My first thought was that the dogs had killed each other. The gate I had been using to contain Cobie in the kitchen had broken, so this was the first time I had left them together unsupervised. My second thought was that the dogs had been beaten by robbers, but a quick glance at my laptops and televisions disproved that theory. I started opening doors, searching for the dogs. Five got very nervous.
When I got to the bathroom, the dogs came out together, with Cobie attached to Leo's neck. I yelled at her to let go, thinking her teeth were sunk in his skin, but when she didn't get down, I realized she was stuck in his collar. I unhooked it, and she broke free. The collar was completely twisted, from either Cobie or Leo struggling. I inspected them for open wounds, but it appeared the blood was from Cobie's mouth. They both ran for the water dish.
Five's anxiety had reached a fever pitch, and he was demanding we call 9-1-1. I assured him that everyone was fine, that the dogs had become tangled, and bumped their way into the bathroom. But truthfully, the whole thing freaked me out. I had to lay down that afternoon, a victim of post-adrenaline crashing. I told the Captain about it later, and he said he wasn't going to yell at me, but Five was right. When the dogs didn't come to the door, and I saw the blood, I really should have left the house and called the police.
I'm used to being in control, and managing the pack.
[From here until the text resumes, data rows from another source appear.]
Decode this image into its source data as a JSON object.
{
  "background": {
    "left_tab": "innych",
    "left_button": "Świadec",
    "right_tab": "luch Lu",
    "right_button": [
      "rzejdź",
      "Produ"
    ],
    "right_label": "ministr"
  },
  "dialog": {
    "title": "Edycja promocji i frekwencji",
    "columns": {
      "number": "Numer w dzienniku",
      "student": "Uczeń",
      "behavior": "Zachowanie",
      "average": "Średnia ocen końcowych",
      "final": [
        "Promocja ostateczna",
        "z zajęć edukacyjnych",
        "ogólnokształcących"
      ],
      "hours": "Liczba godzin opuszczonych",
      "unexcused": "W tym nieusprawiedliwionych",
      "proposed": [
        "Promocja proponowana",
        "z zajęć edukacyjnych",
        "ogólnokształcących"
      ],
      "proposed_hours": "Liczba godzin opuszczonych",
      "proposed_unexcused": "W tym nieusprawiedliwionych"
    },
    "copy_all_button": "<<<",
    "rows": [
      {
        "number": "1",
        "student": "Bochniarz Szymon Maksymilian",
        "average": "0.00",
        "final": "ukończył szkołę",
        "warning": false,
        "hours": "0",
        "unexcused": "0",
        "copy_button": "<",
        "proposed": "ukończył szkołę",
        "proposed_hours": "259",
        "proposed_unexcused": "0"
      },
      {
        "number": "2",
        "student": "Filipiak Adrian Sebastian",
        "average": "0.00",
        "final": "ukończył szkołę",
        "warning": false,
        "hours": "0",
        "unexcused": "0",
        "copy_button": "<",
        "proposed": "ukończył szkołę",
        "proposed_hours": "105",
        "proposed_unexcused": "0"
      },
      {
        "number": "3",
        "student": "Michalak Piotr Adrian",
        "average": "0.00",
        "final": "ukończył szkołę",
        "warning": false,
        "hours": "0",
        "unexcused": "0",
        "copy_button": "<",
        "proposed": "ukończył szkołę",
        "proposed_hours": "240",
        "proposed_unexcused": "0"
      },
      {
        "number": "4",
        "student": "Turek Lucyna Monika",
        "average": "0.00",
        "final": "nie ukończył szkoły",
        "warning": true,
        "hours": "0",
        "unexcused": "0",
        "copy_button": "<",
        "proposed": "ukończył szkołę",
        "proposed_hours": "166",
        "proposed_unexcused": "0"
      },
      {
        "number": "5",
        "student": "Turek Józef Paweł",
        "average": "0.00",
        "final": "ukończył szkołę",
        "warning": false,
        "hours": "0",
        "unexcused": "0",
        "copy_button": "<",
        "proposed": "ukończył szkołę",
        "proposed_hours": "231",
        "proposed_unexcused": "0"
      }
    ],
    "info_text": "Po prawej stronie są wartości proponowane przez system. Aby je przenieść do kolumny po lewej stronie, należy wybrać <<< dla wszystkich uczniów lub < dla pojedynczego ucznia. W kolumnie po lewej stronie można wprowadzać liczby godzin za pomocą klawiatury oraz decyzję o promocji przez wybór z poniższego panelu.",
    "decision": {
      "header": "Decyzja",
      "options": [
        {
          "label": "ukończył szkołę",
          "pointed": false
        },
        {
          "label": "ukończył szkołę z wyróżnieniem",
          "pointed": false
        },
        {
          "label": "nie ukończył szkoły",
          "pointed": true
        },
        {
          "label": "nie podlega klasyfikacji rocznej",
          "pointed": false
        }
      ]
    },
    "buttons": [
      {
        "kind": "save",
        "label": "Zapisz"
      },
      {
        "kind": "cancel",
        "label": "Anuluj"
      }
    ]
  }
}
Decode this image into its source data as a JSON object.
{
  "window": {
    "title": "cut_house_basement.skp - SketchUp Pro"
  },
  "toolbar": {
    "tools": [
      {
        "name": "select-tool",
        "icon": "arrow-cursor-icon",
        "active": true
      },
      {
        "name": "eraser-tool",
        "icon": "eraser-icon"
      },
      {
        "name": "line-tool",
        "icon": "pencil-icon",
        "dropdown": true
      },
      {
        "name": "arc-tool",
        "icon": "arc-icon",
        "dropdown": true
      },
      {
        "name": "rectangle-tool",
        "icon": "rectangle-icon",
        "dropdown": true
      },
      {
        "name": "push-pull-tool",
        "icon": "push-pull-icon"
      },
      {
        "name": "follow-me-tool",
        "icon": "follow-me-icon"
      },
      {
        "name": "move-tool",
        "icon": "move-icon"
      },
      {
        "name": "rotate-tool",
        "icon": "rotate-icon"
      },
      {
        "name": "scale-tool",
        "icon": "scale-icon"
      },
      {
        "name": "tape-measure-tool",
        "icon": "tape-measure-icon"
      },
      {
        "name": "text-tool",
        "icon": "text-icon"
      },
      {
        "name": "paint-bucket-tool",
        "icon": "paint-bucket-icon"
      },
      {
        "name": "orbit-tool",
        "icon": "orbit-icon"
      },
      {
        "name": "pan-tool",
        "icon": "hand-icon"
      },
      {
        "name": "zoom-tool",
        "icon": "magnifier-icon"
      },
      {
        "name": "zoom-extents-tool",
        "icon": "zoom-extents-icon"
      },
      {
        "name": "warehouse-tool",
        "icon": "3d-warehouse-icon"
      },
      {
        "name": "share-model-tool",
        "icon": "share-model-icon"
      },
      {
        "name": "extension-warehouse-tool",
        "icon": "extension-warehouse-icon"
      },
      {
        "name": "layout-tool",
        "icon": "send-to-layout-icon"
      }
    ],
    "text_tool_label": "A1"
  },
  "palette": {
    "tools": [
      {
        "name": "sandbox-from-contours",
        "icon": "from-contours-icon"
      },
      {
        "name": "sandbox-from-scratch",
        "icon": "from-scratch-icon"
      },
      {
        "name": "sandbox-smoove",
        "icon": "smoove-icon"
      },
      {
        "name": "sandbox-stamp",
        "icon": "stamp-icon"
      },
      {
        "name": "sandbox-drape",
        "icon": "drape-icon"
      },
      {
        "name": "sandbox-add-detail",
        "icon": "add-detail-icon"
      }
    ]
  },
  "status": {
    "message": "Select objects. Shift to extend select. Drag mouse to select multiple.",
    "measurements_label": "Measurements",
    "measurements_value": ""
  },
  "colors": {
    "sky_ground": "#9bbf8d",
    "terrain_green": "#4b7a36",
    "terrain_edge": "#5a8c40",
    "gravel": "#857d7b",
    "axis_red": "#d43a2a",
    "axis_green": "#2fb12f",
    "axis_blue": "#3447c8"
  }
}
Even though my first thought was correct--there was something wrong--I overruled my intuition. It didn't occur to me that the problem might be something I couldn't solve. But the world doesn't always work that way. There could have been an intruder, and I placed myself and the boys at risk. I learned a lesson, and I'm going to make sure I tell Five his instincts were correct. We don't always have to fix everything on our own.